Data records
============================================================
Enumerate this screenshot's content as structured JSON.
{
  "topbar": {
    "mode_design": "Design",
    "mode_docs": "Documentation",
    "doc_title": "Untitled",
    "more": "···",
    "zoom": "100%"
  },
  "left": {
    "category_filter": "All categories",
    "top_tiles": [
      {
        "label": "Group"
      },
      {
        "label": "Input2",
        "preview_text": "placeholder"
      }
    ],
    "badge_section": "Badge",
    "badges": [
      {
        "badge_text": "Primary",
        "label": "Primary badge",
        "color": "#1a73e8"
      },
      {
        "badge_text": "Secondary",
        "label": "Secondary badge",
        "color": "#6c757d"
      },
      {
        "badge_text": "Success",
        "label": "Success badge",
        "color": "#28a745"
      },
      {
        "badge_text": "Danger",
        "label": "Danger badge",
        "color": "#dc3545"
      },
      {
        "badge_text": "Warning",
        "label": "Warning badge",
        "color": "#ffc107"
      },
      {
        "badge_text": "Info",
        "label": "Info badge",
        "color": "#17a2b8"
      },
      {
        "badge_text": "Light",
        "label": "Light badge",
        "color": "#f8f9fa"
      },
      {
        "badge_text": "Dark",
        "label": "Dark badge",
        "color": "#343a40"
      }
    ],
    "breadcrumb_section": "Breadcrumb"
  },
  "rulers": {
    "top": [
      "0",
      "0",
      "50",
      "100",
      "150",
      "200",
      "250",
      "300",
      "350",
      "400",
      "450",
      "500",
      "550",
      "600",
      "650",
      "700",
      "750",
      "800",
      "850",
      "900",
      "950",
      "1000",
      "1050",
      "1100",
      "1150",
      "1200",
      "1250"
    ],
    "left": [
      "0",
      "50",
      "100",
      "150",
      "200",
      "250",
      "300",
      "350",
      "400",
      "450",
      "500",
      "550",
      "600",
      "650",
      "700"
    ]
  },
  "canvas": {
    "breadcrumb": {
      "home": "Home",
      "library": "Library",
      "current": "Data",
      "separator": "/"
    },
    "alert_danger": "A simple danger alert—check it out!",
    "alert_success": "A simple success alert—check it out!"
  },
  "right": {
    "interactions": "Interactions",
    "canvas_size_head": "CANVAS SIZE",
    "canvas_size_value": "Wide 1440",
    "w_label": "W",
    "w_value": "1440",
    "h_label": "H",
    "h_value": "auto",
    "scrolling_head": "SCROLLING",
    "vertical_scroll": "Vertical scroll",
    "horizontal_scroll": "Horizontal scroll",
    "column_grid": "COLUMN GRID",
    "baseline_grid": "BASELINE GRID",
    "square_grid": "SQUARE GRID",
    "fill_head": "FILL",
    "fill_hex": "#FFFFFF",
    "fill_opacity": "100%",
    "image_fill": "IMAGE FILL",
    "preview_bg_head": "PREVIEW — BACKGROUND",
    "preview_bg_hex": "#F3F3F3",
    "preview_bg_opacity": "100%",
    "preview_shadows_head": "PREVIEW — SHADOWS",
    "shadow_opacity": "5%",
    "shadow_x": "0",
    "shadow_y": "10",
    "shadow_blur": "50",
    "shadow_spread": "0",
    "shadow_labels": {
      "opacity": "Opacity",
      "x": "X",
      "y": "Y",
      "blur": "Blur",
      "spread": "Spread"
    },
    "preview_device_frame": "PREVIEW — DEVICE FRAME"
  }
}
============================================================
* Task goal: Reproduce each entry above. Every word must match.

* Completed exercise:
Enumerate this screenshot's content as structured JSON.
{
  "topbar": {
    "mode_design": "Design",
    "mode_docs": "Documentation",
    "doc_title": "Untitled",
    "more": "···",
    "zoom": "100%"
  },
  "left": {
    "category_filter": "All categories",
    "top_tiles": [
      {
        "label": "Group"
      },
      {
        "label": "Input2",
        "preview_text": "placeholder"
      }
    ],
    "badge_section": "Badge",
    "badges": [
      {
        "badge_text": "Primary",
        "label": "Primary badge",
        "color": "#1a73e8"
      },
      {
        "badge_text": "Secondary",
        "label": "Secondary badge",
        "color": "#6c757d"
      },
      {
        "badge_text": "Success",
        "label": "Success badge",
        "color": "#28a745"
      },
      {
        "badge_text": "Danger",
        "label": "Danger badge",
        "color": "#dc3545"
      },
      {
        "badge_text": "Warning",
        "label": "Warning badge",
        "color": "#ffc107"
      },
      {
        "badge_text": "Info",
        "label": "Info badge",
        "color": "#17a2b8"
      },
      {
        "badge_text": "Light",
        "label": "Light badge",
        "color": "#f8f9fa"
      },
      {
        "badge_text": "Dark",
        "label": "Dark badge",
        "color": "#343a40"
      }
    ],
    "breadcrumb_section": "Breadcrumb"
  },
  "rulers": {
    "top": [
      "0",
      "0",
      "50",
      "100",
      "150",
      "200",
      "250",
      "300",
      "350",
      "400",
      "450",
      "500",
      "550",
      "600",
      "650",
      "700",
      "750",
      "800",
      "850",
      "900",
      "950",
      "1000",
      "1050",
      "1100",
      "1150",
      "1200",
      "1250"
    ],
    "left": [
      "0",
      "50",
      "100",
      "150",
      "200",
      "250",
      "300",
      "350",
      "400",
      "450",
      "500",
      "550",
      "600",
      "650",
      "700"
    ]
  },
  "canvas": {
    "breadcrumb": {
      "home": "Home",
      "library": "Library",
      "current": "Data",
      "separator": "/"
    },
    "alert_danger": "A simple danger alert—check it out!",
    "alert_success": "A simple success alert—check it out!"
  },
  "right": {
    "interactions": "Interactions",
    "canvas_size_head": "CANVAS SIZE",
    "canvas_size_value": "Wide 1440",
    "w_label": "W",
    "w_value": "1440",
    "h_label": "H",
    "h_value": "auto",
    "scrolling_head": "SCROLLING",
    "vertical_scroll": "Vertical scroll",
    "horizontal_scroll": "Horizontal scroll",
    "column_grid": "COLUMN GRID",
    "baseline_grid": "BASELINE GRID",
    "square_grid": "SQUARE GRID",
    "fill_head": "FILL",
    "fill_hex": "#FFFFFF",
    "fill_opacity": "100%",
    "image_fill": "IMAGE FILL",
    "preview_bg_head": "PREVIEW — BACKGROUND",
    "preview_bg_hex": "#F3F3F3",
    "preview_bg_opacity": "100%",
    "preview_shadows_head": "PREVIEW — SHADOWS",
    "shadow_opacity": "5%",
    "shadow_x": "0",
    "shadow_y": "10",
    "shadow_blur": "50",
    "shadow_spread": "0",
    "shadow_labels": {
      "opacity": "Opacity",
      "x": "X",
      "y": "Y",
      "blur": "Blur",
      "spread": "Spread"
    },
    "preview_device_frame": "PREVIEW — DEVICE FRAME"
  }
}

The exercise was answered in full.